Douglas Wilkie Medal

The Douglas Wilkie Medal is annually presented by The Anti-Football League to the person who does the least for football in a given year. In many respects it is like Aussie Rules’ Brownlow medal, and named after a person that few know much about. Unlike the Brownlow, thankfully, there is no 6 hour televised dinner for the nominees, resulting in a predictable anti-climax.

Over the years, many noble souls have been presented with this coveted accolade, with backgrounds as diverse as society itself. Authors, comediennes, housewives, Prime Ministers and even footballers have been recipients. Some folk have even been awarded twice!

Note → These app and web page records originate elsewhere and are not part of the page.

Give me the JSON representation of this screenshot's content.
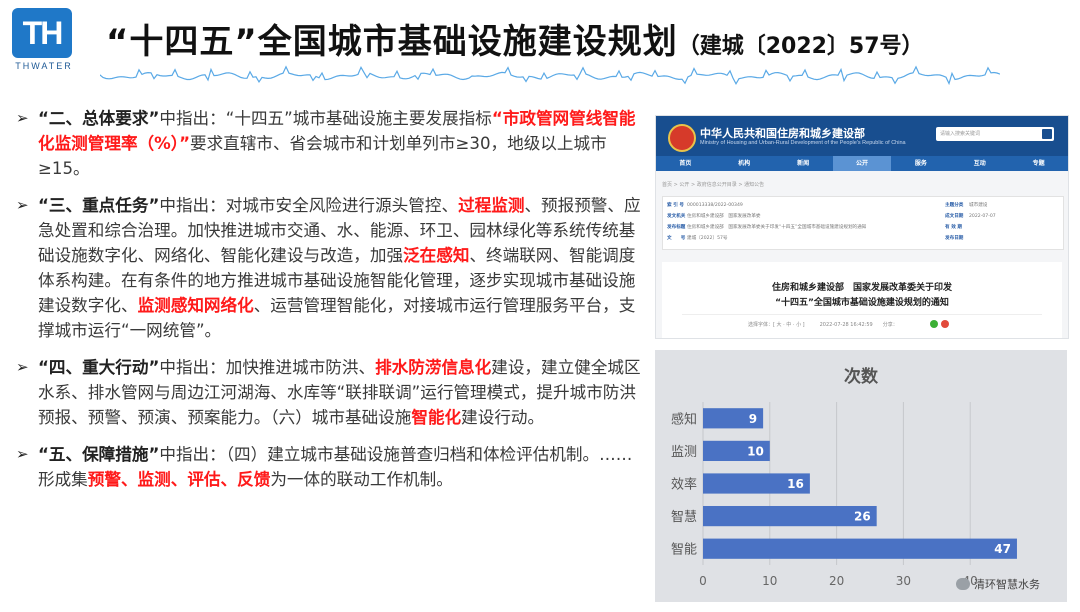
{
  "logo": {
    "mark": "TH",
    "text": "THWATER",
    "color": "#1f78c8"
  },
  "title": {
    "main": "“十四五”全国城市基础设施建设规划",
    "sub": "（建城〔2022〕57号）"
  },
  "paragraphs": [
    [
      {
        "t": "“二、总体要求”",
        "s": "bold"
      },
      {
        "t": "中指出：“十四五”城市基础设施主要发展指标",
        "s": ""
      },
      {
        "t": "“市政管网管线智能化监测管理率（%）”",
        "s": "red"
      },
      {
        "t": "要求直辖市、省会城市和计划单列市≥30，地级以上城市≥15。",
        "s": ""
      }
    ],
    [
      {
        "t": "“三、重点任务”",
        "s": "bold"
      },
      {
        "t": "中指出：对城市安全风险进行源头管控、",
        "s": ""
      },
      {
        "t": "过程监测",
        "s": "red"
      },
      {
        "t": "、预报预警、应急处置和综合治理。加快推进城市交通、水、能源、环卫、园林绿化等系统传统基础设施数字化、网络化、智能化建设与改造，加强",
        "s": ""
      },
      {
        "t": "泛在感知",
        "s": "red"
      },
      {
        "t": "、终端联网、智能调度体系构建。在有条件的地方推进城市基础设施智能化管理，逐步实现城市基础设施建设数字化、",
        "s": ""
      },
      {
        "t": "监测感知网络化",
        "s": "red"
      },
      {
        "t": "、运营管理智能化，对接城市运行管理服务平台，支撑城市运行“一网统管”。",
        "s": ""
      }
    ],
    [
      {
        "t": "“四、重大行动”",
        "s": "bold"
      },
      {
        "t": "中指出：加快推进城市防洪、",
        "s": ""
      },
      {
        "t": "排水防涝信息化",
        "s": "red"
      },
      {
        "t": "建设，建立健全城区水系、排水管网与周边江河湖海、水库等“联排联调”运行管理模式，提升城市防洪预报、预警、预演、预案能力。（六）城市基础设施",
        "s": ""
      },
      {
        "t": "智能化",
        "s": "red"
      },
      {
        "t": "建设行动。",
        "s": ""
      }
    ],
    [
      {
        "t": "“五、保障措施”",
        "s": "bold"
      },
      {
        "t": "中指出：（四）建立城市基础设施普查归档和体检评估机制。……形成集",
        "s": ""
      },
      {
        "t": "预警、监测、评估、反馈",
        "s": "red"
      },
      {
        "t": "为一体的联动工作机制。",
        "s": ""
      }
    ]
  ],
  "screenshot": {
    "site_title": "中华人民共和国住房和城乡建设部",
    "site_subtitle": "Ministry of Housing and Urban-Rural Development of the People's Republic of China",
    "search_placeholder": "请输入搜索关键词",
    "nav": [
      "首页",
      "机构",
      "新闻",
      "公开",
      "服务",
      "互动",
      "专题"
    ],
    "nav_active": 3,
    "breadcrumb": "首页 > 公开 > 政府信息公开目录 > 通知公告",
    "meta": [
      {
        "l": "索 引 号",
        "v": "000013338/2022-00349",
        "rl": "主题分类",
        "rv": "城市建设"
      },
      {
        "l": "发文机关",
        "v": "住房和城乡建设部　国家发展改革委",
        "rl": "成文日期",
        "rv": "2022-07-07"
      },
      {
        "l": "发布标题",
        "v": "住房和城乡建设部　国家发展改革委关于印发“十四五”全国城市基础设施建设规划的通知",
        "rl": "有 效 期",
        "rv": ""
      },
      {
        "l": "文　　号",
        "v": "建城〔2022〕57号",
        "rl": "发布日期",
        "rv": ""
      }
    ],
    "doc_title_1": "住房和城乡建设部　国家发展改革委关于印发",
    "doc_title_2": "“十四五”全国城市基础设施建设规划的通知",
    "doc_info": "选择字体：[ 大 · 中 · 小 ]　　　2022-07-28 16:42:59　　分享："
  },
  "chart_data": {
    "type": "bar",
    "orientation": "horizontal",
    "title": "次数",
    "categories": [
      "感知",
      "监测",
      "效率",
      "智慧",
      "智能"
    ],
    "values": [
      9,
      10,
      16,
      26,
      47
    ],
    "xlim": [
      0,
      50
    ],
    "xticks": [
      0,
      10,
      20,
      30,
      40
    ],
    "grid": true,
    "bar_color": "#4a72c4",
    "data_labels": true
  },
  "watermark": "清环智慧水务"
}
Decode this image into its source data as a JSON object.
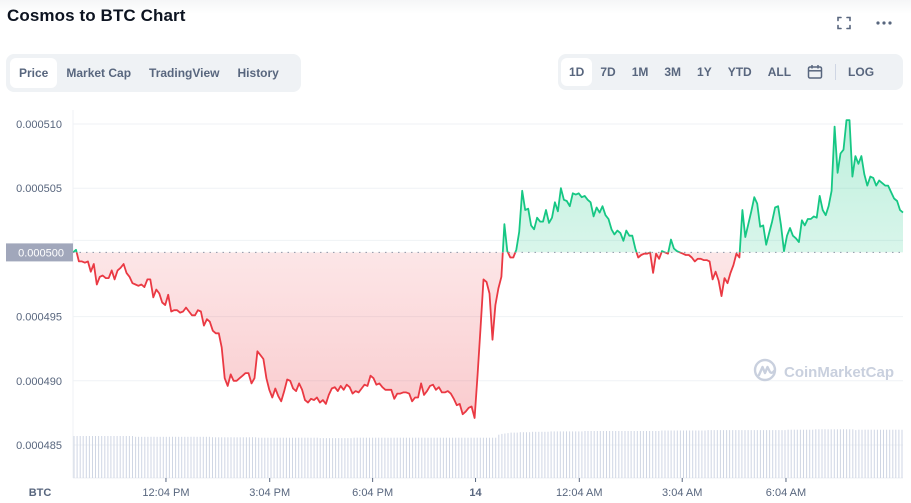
{
  "header": {
    "title": "Cosmos to BTC Chart",
    "fullscreen_icon": "fullscreen-icon",
    "more_icon": "more-horizontal-icon"
  },
  "tabs": [
    {
      "label": "Price",
      "active": true
    },
    {
      "label": "Market Cap",
      "active": false
    },
    {
      "label": "TradingView",
      "active": false
    },
    {
      "label": "History",
      "active": false
    }
  ],
  "ranges": [
    {
      "label": "1D",
      "active": true
    },
    {
      "label": "7D",
      "active": false
    },
    {
      "label": "1M",
      "active": false
    },
    {
      "label": "3M",
      "active": false
    },
    {
      "label": "1Y",
      "active": false
    },
    {
      "label": "YTD",
      "active": false
    },
    {
      "label": "ALL",
      "active": false
    }
  ],
  "calendar_icon": "calendar-icon",
  "log_label": "LOG",
  "watermark": "CoinMarketCap",
  "colors": {
    "up": "#16c784",
    "down": "#ea3943",
    "grid": "#eff2f5",
    "axis_text": "#58667e",
    "volume": "#cfd6e4",
    "ref_label_bg": "#a1a7bb"
  },
  "chart_data": {
    "type": "line",
    "title": "Cosmos to BTC Chart",
    "xlabel": "",
    "ylabel": "BTC",
    "y_axis_unit_label": "BTC",
    "ylim": [
      0.0004835,
      0.0005115
    ],
    "yticks": [
      "0.000510",
      "0.000505",
      "0.000500",
      "0.000495",
      "0.000490",
      "0.000485"
    ],
    "ytick_values": [
      0.00051,
      0.000505,
      0.0005,
      0.000495,
      0.00049,
      0.000485
    ],
    "reference_value": 0.0005,
    "reference_label": "0.000500",
    "xticks": [
      {
        "label": "12:04 PM",
        "t": 0.112,
        "bold": false
      },
      {
        "label": "3:04 PM",
        "t": 0.237,
        "bold": false
      },
      {
        "label": "6:04 PM",
        "t": 0.361,
        "bold": false
      },
      {
        "label": "14",
        "t": 0.485,
        "bold": true
      },
      {
        "label": "12:04 AM",
        "t": 0.61,
        "bold": false
      },
      {
        "label": "3:04 AM",
        "t": 0.734,
        "bold": false
      },
      {
        "label": "6:04 AM",
        "t": 0.859,
        "bold": false
      }
    ],
    "grid": true,
    "legend": "none",
    "series": [
      {
        "name": "ATOM/BTC price",
        "values": [
          0.0005,
          0.0005002,
          0.0004993,
          0.0004993,
          0.0004992,
          0.0004993,
          0.0004985,
          0.0004991,
          0.0004975,
          0.0004981,
          0.0004982,
          0.000498,
          0.000498,
          0.0004986,
          0.0004979,
          0.0004986,
          0.0004988,
          0.0004991,
          0.0004984,
          0.0004981,
          0.0004976,
          0.0004975,
          0.0004974,
          0.0004975,
          0.0004973,
          0.0004979,
          0.0004979,
          0.0004965,
          0.0004971,
          0.0004968,
          0.0004961,
          0.0004959,
          0.0004967,
          0.0004954,
          0.0004955,
          0.0004955,
          0.0004953,
          0.0004954,
          0.0004957,
          0.0004954,
          0.0004951,
          0.0004951,
          0.0004955,
          0.0004954,
          0.0004943,
          0.0004948,
          0.0004946,
          0.0004939,
          0.0004937,
          0.0004937,
          0.0004926,
          0.0004902,
          0.0004896,
          0.0004905,
          0.00049,
          0.00049,
          0.0004902,
          0.0004904,
          0.0004906,
          0.0004906,
          0.0004898,
          0.0004902,
          0.0004923,
          0.000492,
          0.0004917,
          0.0004902,
          0.0004893,
          0.0004887,
          0.0004894,
          0.0004888,
          0.0004884,
          0.0004892,
          0.0004901,
          0.00049,
          0.0004894,
          0.0004892,
          0.0004898,
          0.0004893,
          0.0004885,
          0.0004883,
          0.0004886,
          0.0004885,
          0.0004887,
          0.0004883,
          0.0004885,
          0.0004882,
          0.0004889,
          0.0004894,
          0.0004895,
          0.0004892,
          0.0004896,
          0.0004893,
          0.0004897,
          0.0004895,
          0.000489,
          0.0004892,
          0.0004891,
          0.0004894,
          0.0004897,
          0.0004896,
          0.0004904,
          0.0004902,
          0.0004897,
          0.0004898,
          0.0004895,
          0.0004893,
          0.0004893,
          0.0004893,
          0.0004886,
          0.000489,
          0.000489,
          0.0004891,
          0.0004891,
          0.000489,
          0.0004884,
          0.0004887,
          0.0004887,
          0.0004898,
          0.0004889,
          0.0004892,
          0.0004896,
          0.0004897,
          0.0004893,
          0.0004895,
          0.0004891,
          0.0004891,
          0.0004892,
          0.000489,
          0.0004886,
          0.0004881,
          0.0004882,
          0.0004874,
          0.0004876,
          0.0004879,
          0.000488,
          0.0004871,
          0.0004905,
          0.0004942,
          0.0004979,
          0.0004977,
          0.0004968,
          0.0004932,
          0.0004959,
          0.0004972,
          0.0004981,
          0.0005022,
          0.0005001,
          0.0004996,
          0.0004996,
          0.0005002,
          0.0005016,
          0.0005048,
          0.0005033,
          0.0005034,
          0.0005021,
          0.0005018,
          0.0005027,
          0.0005024,
          0.0005024,
          0.0005033,
          0.0005023,
          0.0005027,
          0.0005039,
          0.0005032,
          0.000505,
          0.0005041,
          0.000504,
          0.0005036,
          0.0005046,
          0.0005045,
          0.0005046,
          0.0005043,
          0.0005044,
          0.0005041,
          0.0005039,
          0.0005028,
          0.0005035,
          0.0005031,
          0.0005036,
          0.0005029,
          0.0005026,
          0.0005018,
          0.0005014,
          0.0005017,
          0.0005015,
          0.0005009,
          0.0005017,
          0.0005013,
          0.0005013,
          0.0005003,
          0.0004996,
          0.0004998,
          0.0004999,
          0.0004999,
          0.0005,
          0.0004984,
          0.0004999,
          0.0004995,
          0.0005001,
          0.0005,
          0.0004999,
          0.000501,
          0.0005003,
          0.0005001,
          0.0005,
          0.0004999,
          0.0004998,
          0.0004998,
          0.0004996,
          0.0004993,
          0.0004995,
          0.0004995,
          0.0004994,
          0.0004994,
          0.0004993,
          0.0004979,
          0.0004985,
          0.0004978,
          0.0004966,
          0.000498,
          0.0004976,
          0.0004984,
          0.000499,
          0.0004999,
          0.0004996,
          0.0005033,
          0.0005012,
          0.0005022,
          0.0005032,
          0.0005043,
          0.0005038,
          0.000502,
          0.0005021,
          0.0005006,
          0.0005015,
          0.0005024,
          0.0005035,
          0.0005036,
          0.0005021,
          0.0005001,
          0.0005013,
          0.0005019,
          0.0005013,
          0.0005011,
          0.0005008,
          0.0005025,
          0.0005021,
          0.0005026,
          0.0005026,
          0.0005028,
          0.0005027,
          0.0005044,
          0.0005033,
          0.0005029,
          0.0005036,
          0.0005048,
          0.0005098,
          0.0005062,
          0.0005077,
          0.000508,
          0.0005103,
          0.0005103,
          0.0005059,
          0.0005075,
          0.0005069,
          0.0005075,
          0.0005061,
          0.0005052,
          0.0005059,
          0.0005058,
          0.0005052,
          0.0005056,
          0.0005054,
          0.0005052,
          0.0005052,
          0.0005047,
          0.0005042,
          0.000504,
          0.0005033,
          0.0005031
        ]
      },
      {
        "name": "Volume",
        "note": "relative volume bars along the bottom",
        "values": [
          1.0,
          1.0,
          1.0,
          1.0,
          1.0,
          1.0,
          1.0,
          1.0,
          1.0,
          1.0,
          1.0,
          1.0,
          1.0,
          1.0,
          1.0,
          1.0,
          1.0,
          1.0,
          1.0,
          1.0,
          0.98,
          0.98,
          0.98,
          0.98,
          0.98,
          0.98,
          0.98,
          0.98,
          0.98,
          0.98,
          0.98,
          0.98,
          0.98,
          0.98,
          0.98,
          0.98,
          0.98,
          0.98,
          0.98,
          0.98,
          0.98,
          0.98,
          0.98,
          0.98,
          0.98,
          0.97,
          0.97,
          0.97,
          0.97,
          0.97,
          0.97,
          0.97,
          0.97,
          0.97,
          0.97,
          0.97,
          0.97,
          0.97,
          0.97,
          0.97,
          0.96,
          0.96,
          0.96,
          0.96,
          0.96,
          0.96,
          0.96,
          0.96,
          0.96,
          0.96,
          0.96,
          0.96,
          0.96,
          0.96,
          0.96,
          0.96,
          0.96,
          0.96,
          0.96,
          0.96,
          0.95,
          0.95,
          0.95,
          0.95,
          0.95,
          0.95,
          0.95,
          0.95,
          0.95,
          0.95,
          0.95,
          0.96,
          0.96,
          0.96,
          0.96,
          0.96,
          0.96,
          0.96,
          0.96,
          0.96,
          0.96,
          0.96,
          0.96,
          0.96,
          0.96,
          0.96,
          0.96,
          0.96,
          0.96,
          0.96,
          0.96,
          0.96,
          0.96,
          0.96,
          0.96,
          0.96,
          0.96,
          0.96,
          0.96,
          0.96,
          0.96,
          0.96,
          0.96,
          0.96,
          0.96,
          0.96,
          0.96,
          0.96,
          0.96,
          0.96,
          0.96,
          0.96,
          0.96,
          0.96,
          0.96,
          0.96,
          0.96,
          0.96,
          1.03,
          1.05,
          1.06,
          1.07,
          1.08,
          1.08,
          1.08,
          1.09,
          1.09,
          1.09,
          1.09,
          1.1,
          1.1,
          1.1,
          1.1,
          1.1,
          1.1,
          1.11,
          1.11,
          1.11,
          1.11,
          1.11,
          1.11,
          1.11,
          1.11,
          1.11,
          1.11,
          1.11,
          1.12,
          1.12,
          1.12,
          1.12,
          1.12,
          1.12,
          1.12,
          1.12,
          1.12,
          1.12,
          1.12,
          1.12,
          1.12,
          1.12,
          1.12,
          1.12,
          1.12,
          1.12,
          1.12,
          1.12,
          1.12,
          1.12,
          1.12,
          1.12,
          1.12,
          1.13,
          1.13,
          1.13,
          1.13,
          1.13,
          1.13,
          1.13,
          1.13,
          1.13,
          1.13,
          1.13,
          1.13,
          1.13,
          1.13,
          1.13,
          1.14,
          1.14,
          1.14,
          1.14,
          1.14,
          1.14,
          1.14,
          1.14,
          1.14,
          1.14,
          1.14,
          1.14,
          1.14,
          1.14,
          1.14,
          1.14,
          1.14,
          1.14,
          1.14,
          1.14,
          1.14,
          1.14,
          1.14,
          1.14,
          1.14,
          1.14,
          1.15,
          1.15,
          1.15,
          1.15,
          1.15,
          1.15,
          1.15,
          1.15,
          1.15,
          1.16,
          1.16,
          1.16,
          1.16,
          1.16,
          1.16,
          1.16,
          1.16,
          1.16,
          1.16,
          1.16,
          1.16,
          1.16,
          1.14,
          1.15,
          1.15,
          1.15,
          1.15,
          1.15,
          1.15,
          1.15,
          1.15,
          1.15,
          1.15,
          1.15,
          1.15,
          1.15,
          1.15,
          1.15
        ]
      }
    ]
  }
}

Cyril Pearl, a writer who won the 1972 ‘Wilkie’, insisted on burning a football to express his disaffection for the game. Since then, each winner has been encouraged to destroy a football in a new and inventive manner. Footballs over the years have been turned into lingerie, exploded, buried at sea, and eaten – the choice of 1987 Wilkie winner Peter Russell-Clarke.